» What you will do
Return the lines below that carry the word "into".

_ _ _

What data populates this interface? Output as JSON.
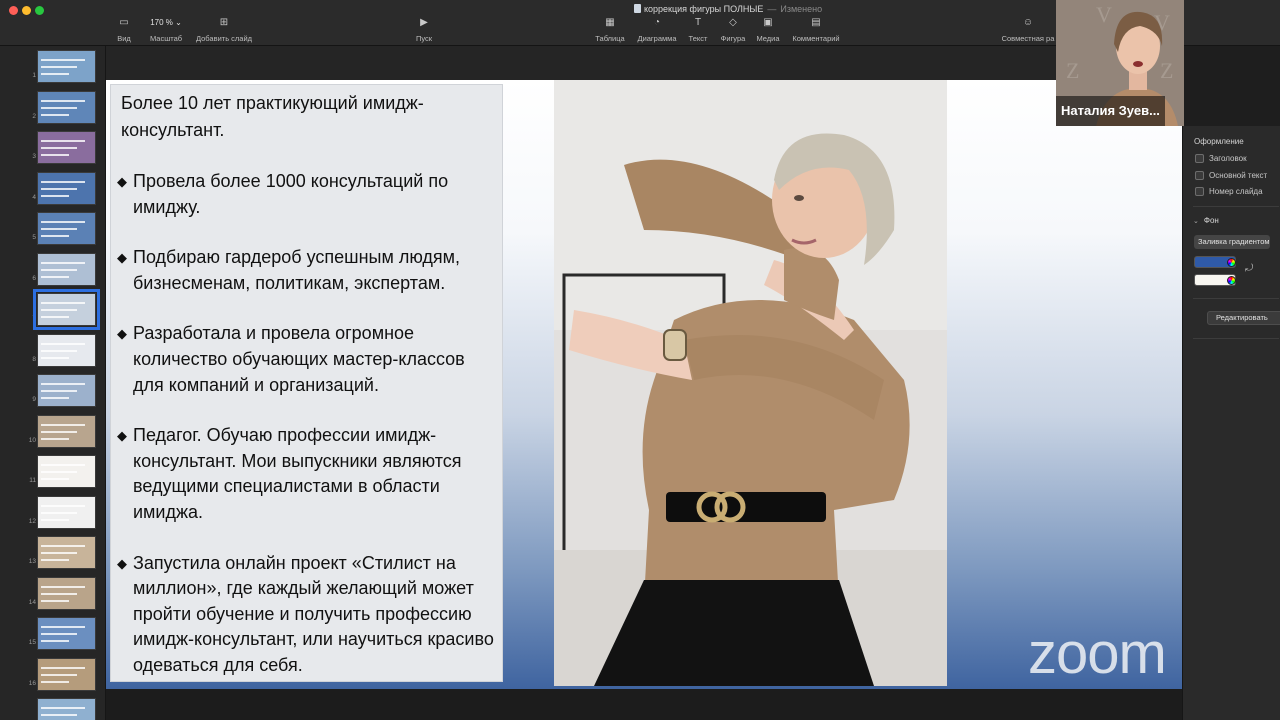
{
  "app": {
    "doc_title": "коррекция фигуры ПОЛНЫЕ",
    "title_separator": "—",
    "status": "Изменено"
  },
  "toolbar": {
    "view": "Вид",
    "zoom_value": "170 %",
    "zoom": "Масштаб",
    "add_slide": "Добавить слайд",
    "play": "Пуск",
    "table": "Таблица",
    "chart": "Диаграмма",
    "text": "Текст",
    "shape": "Фигура",
    "media": "Медиа",
    "comment": "Комментарий",
    "collaborate": "Совместная ра"
  },
  "colors": {
    "selection": "#2d6fe0",
    "toolbar_bg": "#2b2b2b",
    "slide_gradient_bottom": "#3f64a0",
    "slide_gradient_top": "#ffffff"
  },
  "navigator": {
    "slides": [
      {
        "number": "1",
        "bg": "#7da3c9",
        "selected": false
      },
      {
        "number": "2",
        "bg": "#5f86b8",
        "selected": false
      },
      {
        "number": "3",
        "bg": "#8a6d9e",
        "selected": false
      },
      {
        "number": "4",
        "bg": "#4d74ad",
        "selected": false
      },
      {
        "number": "5",
        "bg": "#5b81b5",
        "selected": false
      },
      {
        "number": "6",
        "bg": "#aebfd4",
        "selected": false
      },
      {
        "number": "7",
        "bg": "#c5d0dd",
        "selected": true
      },
      {
        "number": "8",
        "bg": "#e6e9ee",
        "selected": false
      },
      {
        "number": "9",
        "bg": "#9cb1cc",
        "selected": false
      },
      {
        "number": "10",
        "bg": "#b8a58e",
        "selected": false
      },
      {
        "number": "11",
        "bg": "#f3f1ee",
        "selected": false
      },
      {
        "number": "12",
        "bg": "#f0f0f0",
        "selected": false
      },
      {
        "number": "13",
        "bg": "#c8b49a",
        "selected": false
      },
      {
        "number": "14",
        "bg": "#b9a48a",
        "selected": false
      },
      {
        "number": "15",
        "bg": "#6b8fc0",
        "selected": false
      },
      {
        "number": "16",
        "bg": "#b59c7c",
        "selected": false
      },
      {
        "number": "",
        "bg": "#8fb0d0",
        "selected": false
      }
    ]
  },
  "slide": {
    "intro": "Более 10 лет практикующий имидж-консультант.",
    "bullets": [
      "Провела более 1000 консультаций по имиджу.",
      "Подбираю гардероб успешным людям, бизнесменам, политикам, экспертам.",
      "Разработала и провела огромное количество обучающих мастер-классов для компаний и организаций.",
      "Педагог. Обучаю профессии имидж-консультант. Мои выпускники являются ведущими специалистами в области имиджа.",
      "Запустила онлайн проект «Стилист на миллион», где каждый желающий может пройти обучение и получить профессию имидж-консультант, или научиться красиво одеваться для себя."
    ],
    "photo_icon": "portrait-photo"
  },
  "participant": {
    "name": "Наталия Зуев..."
  },
  "inspector": {
    "section_title": "Оформление",
    "options": [
      {
        "label": "Заголовок",
        "checked": false
      },
      {
        "label": "Основной текст",
        "checked": false
      },
      {
        "label": "Номер слайда",
        "checked": false
      }
    ],
    "background_label": "Фон",
    "fill_type": "Заливка градиентом",
    "color1": "#2f5aa8",
    "color2": "#f8f6f0",
    "edit_button": "Редактировать"
  },
  "watermark": "zoom"
}
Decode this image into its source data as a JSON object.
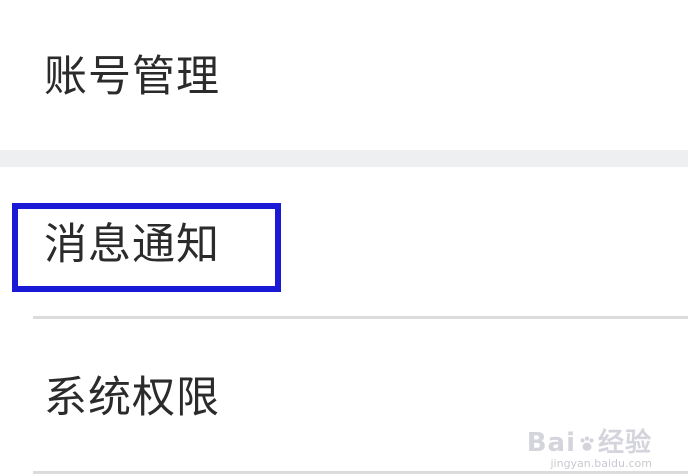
{
  "settings": {
    "items": [
      {
        "label": "账号管理"
      },
      {
        "label": "消息通知"
      },
      {
        "label": "系统权限"
      }
    ],
    "highlighted_index": 1
  },
  "watermark": {
    "brand_left": "Bai",
    "brand_right": "经验",
    "url": "jingyan.baidu.com"
  },
  "colors": {
    "highlight_border": "#1a1ad6",
    "group_gap": "#eeeff1",
    "divider": "#dcdcdc",
    "text": "#2b2b2b"
  }
}
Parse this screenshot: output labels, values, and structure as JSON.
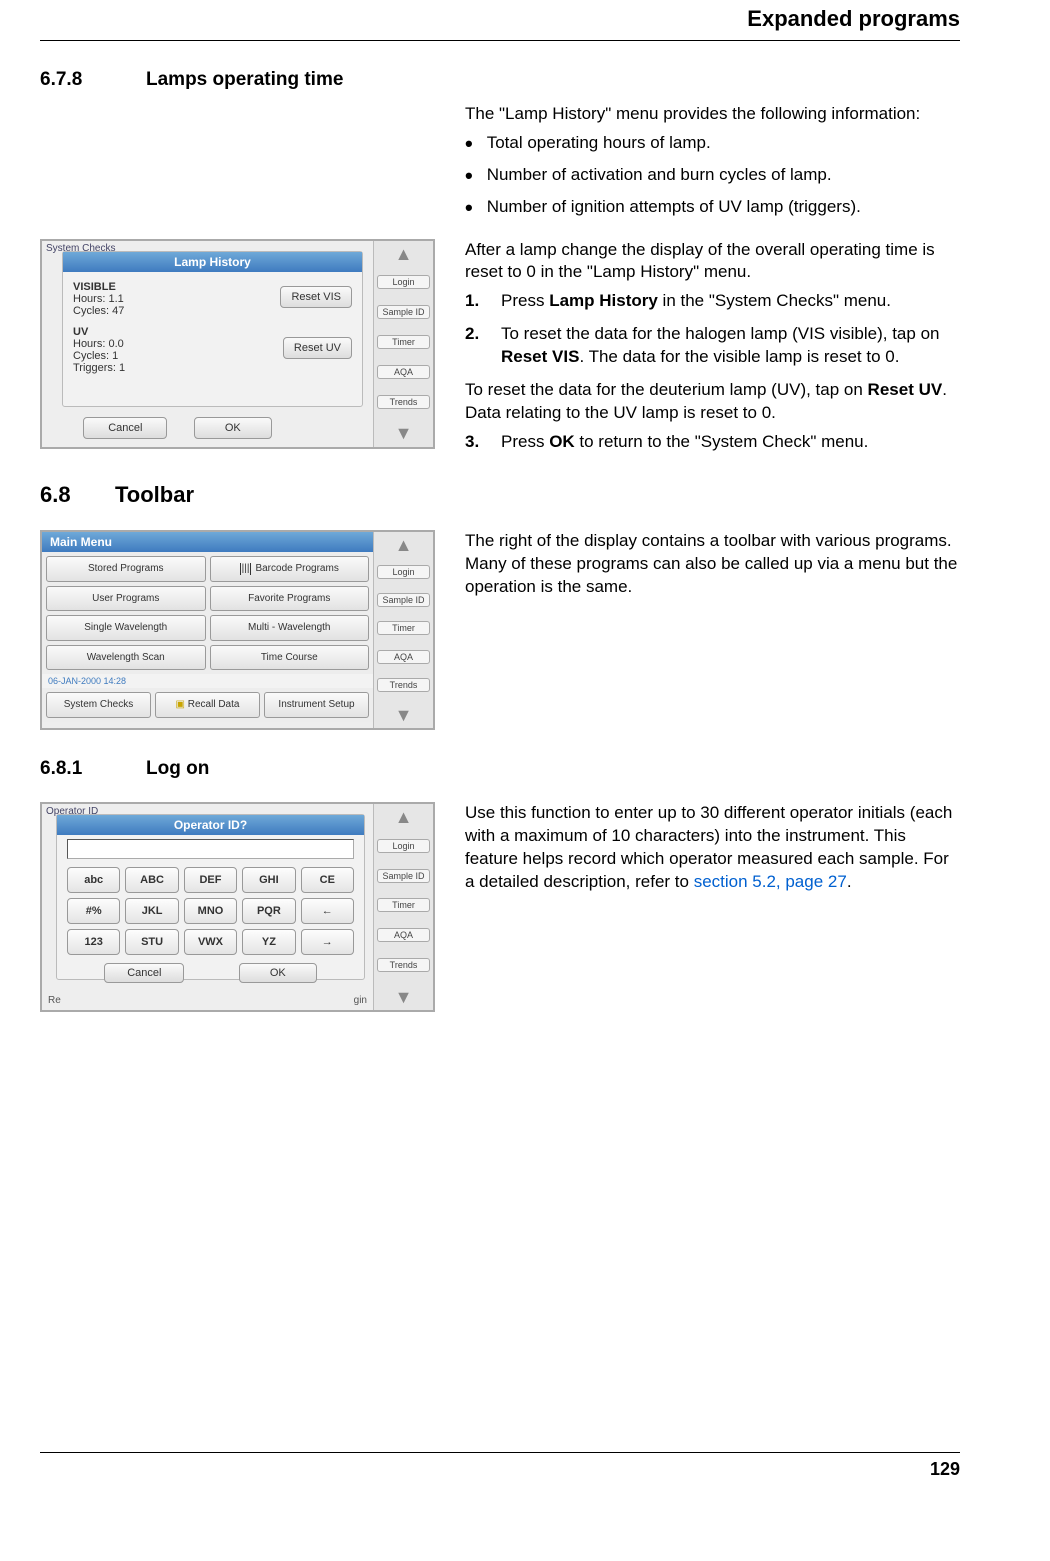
{
  "header": {
    "title": "Expanded programs"
  },
  "sections": {
    "s1": {
      "num": "6.7.8",
      "title": "Lamps operating time"
    },
    "s2": {
      "num": "6.8",
      "title": "Toolbar"
    },
    "s3": {
      "num": "6.8.1",
      "title": "Log on"
    }
  },
  "intro": {
    "p1": "The \"Lamp History\" menu provides the following information:",
    "bullets": [
      "Total operating hours of lamp.",
      "Number of activation and burn cycles of lamp.",
      "Number of ignition attempts of UV lamp (triggers)."
    ]
  },
  "block1": {
    "p1": "After a lamp change the display of the overall operating time is reset to 0 in the \"Lamp History\" menu.",
    "step1_pre": "Press ",
    "step1_bold": "Lamp History",
    "step1_post": " in the \"System Checks\" menu.",
    "step2_pre": "To reset the data for the halogen lamp (VIS visible), tap on ",
    "step2_bold": "Reset VIS",
    "step2_post": ". The data for the visible lamp is reset to 0.",
    "step2_para2_pre": "To reset the data for the deuterium lamp (UV), tap on ",
    "step2_para2_bold": "Reset UV",
    "step2_para2_post": ". Data relating to the UV lamp is reset to 0.",
    "step3_pre": "Press ",
    "step3_bold": "OK",
    "step3_post": " to return to the \"System Check\" menu."
  },
  "block2": {
    "p1": "The right of the display contains a toolbar with various programs. Many of these programs can also be called up via a menu but the operation is the same."
  },
  "block3": {
    "p_pre": "Use this function to enter up to 30 different operator initials (each with a maximum of 10 characters) into the instrument. This feature helps record which operator measured each sample. For a detailed description, refer to ",
    "p_link": "section 5.2, page 27",
    "p_post": "."
  },
  "mock_lamp": {
    "title": "Lamp History",
    "bg_title": "System Checks",
    "visible_label": "VISIBLE",
    "visible_hours": "Hours: 1.1",
    "visible_cycles": "Cycles: 47",
    "reset_vis": "Reset VIS",
    "uv_label": "UV",
    "uv_hours": "Hours: 0.0",
    "uv_cycles": "Cycles: 1",
    "uv_triggers": "Triggers: 1",
    "reset_uv": "Reset UV",
    "cancel": "Cancel",
    "ok": "OK"
  },
  "mock_main": {
    "title": "Main Menu",
    "buttons": [
      "Stored Programs",
      "Barcode Programs",
      "User Programs",
      "Favorite Programs",
      "Single Wavelength",
      "Multi - Wavelength",
      "Wavelength Scan",
      "Time Course"
    ],
    "date": "06-JAN-2000  14:28",
    "bottom": [
      "System Checks",
      "Recall Data",
      "Instrument Setup"
    ]
  },
  "mock_operator": {
    "title": "Operator ID?",
    "bg_title": "Operator ID",
    "keys_row1": [
      "abc",
      "ABC",
      "DEF",
      "GHI",
      "CE"
    ],
    "keys_row2": [
      "#%",
      "JKL",
      "MNO",
      "PQR",
      "←"
    ],
    "keys_row3": [
      "123",
      "STU",
      "VWX",
      "YZ",
      "→"
    ],
    "cancel": "Cancel",
    "ok": "OK",
    "footer_left": "Re",
    "footer_right": "gin"
  },
  "toolbar": {
    "login": "Login",
    "sample": "Sample ID",
    "timer": "Timer",
    "aqa": "AQA",
    "trends": "Trends"
  },
  "footer": {
    "page": "129"
  }
}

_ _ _

» Exercise solution
Decode this image into its source data as a JSON object.
    "p_pre": "Use this function to enter up to 30 different operator initials (each with a maximum of 10 characters) into the instrument. This feature helps record which operator measured each sample. For a detailed description, refer to ",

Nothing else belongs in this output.